• Work item: Could you retype all of the data below exactly as given?

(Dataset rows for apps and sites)
[Start of Attachment]

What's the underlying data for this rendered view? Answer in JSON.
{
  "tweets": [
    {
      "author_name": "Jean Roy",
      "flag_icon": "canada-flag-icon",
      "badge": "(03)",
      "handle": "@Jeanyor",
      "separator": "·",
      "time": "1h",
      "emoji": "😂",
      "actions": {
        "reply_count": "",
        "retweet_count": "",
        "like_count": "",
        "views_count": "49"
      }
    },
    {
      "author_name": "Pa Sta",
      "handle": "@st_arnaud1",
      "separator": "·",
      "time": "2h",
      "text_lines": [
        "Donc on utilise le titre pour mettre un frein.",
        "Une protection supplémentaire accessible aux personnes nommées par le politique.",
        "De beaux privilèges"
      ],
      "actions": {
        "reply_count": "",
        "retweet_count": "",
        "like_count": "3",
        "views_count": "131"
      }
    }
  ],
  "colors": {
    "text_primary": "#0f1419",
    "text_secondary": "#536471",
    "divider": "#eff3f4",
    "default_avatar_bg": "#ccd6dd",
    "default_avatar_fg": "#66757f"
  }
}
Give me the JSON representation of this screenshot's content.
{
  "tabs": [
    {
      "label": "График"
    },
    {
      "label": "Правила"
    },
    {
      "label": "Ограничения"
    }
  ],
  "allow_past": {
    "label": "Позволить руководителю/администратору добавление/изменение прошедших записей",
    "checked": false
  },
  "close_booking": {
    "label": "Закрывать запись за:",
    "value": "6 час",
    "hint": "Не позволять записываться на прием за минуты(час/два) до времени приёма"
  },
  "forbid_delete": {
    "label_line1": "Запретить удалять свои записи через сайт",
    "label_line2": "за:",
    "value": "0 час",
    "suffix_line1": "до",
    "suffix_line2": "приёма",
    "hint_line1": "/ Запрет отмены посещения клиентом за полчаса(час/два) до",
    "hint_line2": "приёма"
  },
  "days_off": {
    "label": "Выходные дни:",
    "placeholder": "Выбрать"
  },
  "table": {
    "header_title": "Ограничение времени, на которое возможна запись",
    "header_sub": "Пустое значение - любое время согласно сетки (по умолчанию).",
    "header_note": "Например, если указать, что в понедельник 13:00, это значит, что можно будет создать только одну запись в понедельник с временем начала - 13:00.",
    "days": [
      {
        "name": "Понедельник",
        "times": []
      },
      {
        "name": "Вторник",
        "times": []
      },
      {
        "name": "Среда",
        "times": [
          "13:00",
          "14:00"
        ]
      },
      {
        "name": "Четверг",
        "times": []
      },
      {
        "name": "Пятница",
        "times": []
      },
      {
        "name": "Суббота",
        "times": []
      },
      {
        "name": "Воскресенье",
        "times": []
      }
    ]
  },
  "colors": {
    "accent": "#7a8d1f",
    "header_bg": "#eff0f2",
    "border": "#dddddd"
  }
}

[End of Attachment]

• The completed task:
What's the underlying data for this rendered view? Answer in JSON.
{
  "tweets": [
    {
      "author_name": "Jean Roy",
      "flag_icon": "canada-flag-icon",
      "badge": "(03)",
      "handle": "@Jeanyor",
      "separator": "·",
      "time": "1h",
      "emoji": "😂",
      "actions": {
        "reply_count": "",
        "retweet_count": "",
        "like_count": "",
        "views_count": "49"
      }
    },
    {
      "author_name": "Pa Sta",
      "handle": "@st_arnaud1",
      "separator": "·",
      "time": "2h",
      "text_lines": [
        "Donc on utilise le titre pour mettre un frein.",
        "Une protection supplémentaire accessible aux personnes nommées par le politique.",
        "De beaux privilèges"
      ],
      "actions": {
        "reply_count": "",
        "retweet_count": "",
        "like_count": "3",
        "views_count": "131"
      }
    }
  ],
  "colors": {
    "text_primary": "#0f1419",
    "text_secondary": "#536471",
    "divider": "#eff3f4",
    "default_avatar_bg": "#ccd6dd",
    "default_avatar_fg": "#66757f"
  }
}
Give me the JSON representation of this screenshot's content.
{
  "tabs": [
    {
      "label": "График"
    },
    {
      "label": "Правила"
    },
    {
      "label": "Ограничения"
    }
  ],
  "allow_past": {
    "label": "Позволить руководителю/администратору добавление/изменение прошедших записей",
    "checked": false
  },
  "close_booking": {
    "label": "Закрывать запись за:",
    "value": "6 час",
    "hint": "Не позволять записываться на прием за минуты(час/два) до времени приёма"
  },
  "forbid_delete": {
    "label_line1": "Запретить удалять свои записи через сайт",
    "label_line2": "за:",
    "value": "0 час",
    "suffix_line1": "до",
    "suffix_line2": "приёма",
    "hint_line1": "/ Запрет отмены посещения клиентом за полчаса(час/два) до",
    "hint_line2": "приёма"
  },
  "days_off": {
    "label": "Выходные дни:",
    "placeholder": "Выбрать"
  },
  "table": {
    "header_title": "Ограничение времени, на которое возможна запись",
    "header_sub": "Пустое значение - любое время согласно сетки (по умолчанию).",
    "header_note": "Например, если указать, что в понедельник 13:00, это значит, что можно будет создать только одну запись в понедельник с временем начала - 13:00.",
    "days": [
      {
        "name": "Понедельник",
        "times": []
      },
      {
        "name": "Вторник",
        "times": []
      },
      {
        "name": "Среда",
        "times": [
          "13:00",
          "14:00"
        ]
      },
      {
        "name": "Четверг",
        "times": []
      },
      {
        "name": "Пятница",
        "times": []
      },
      {
        "name": "Суббота",
        "times": []
      },
      {
        "name": "Воскресенье",
        "times": []
      }
    ]
  },
  "colors": {
    "accent": "#7a8d1f",
    "header_bg": "#eff0f2",
    "border": "#dddddd"
  }
}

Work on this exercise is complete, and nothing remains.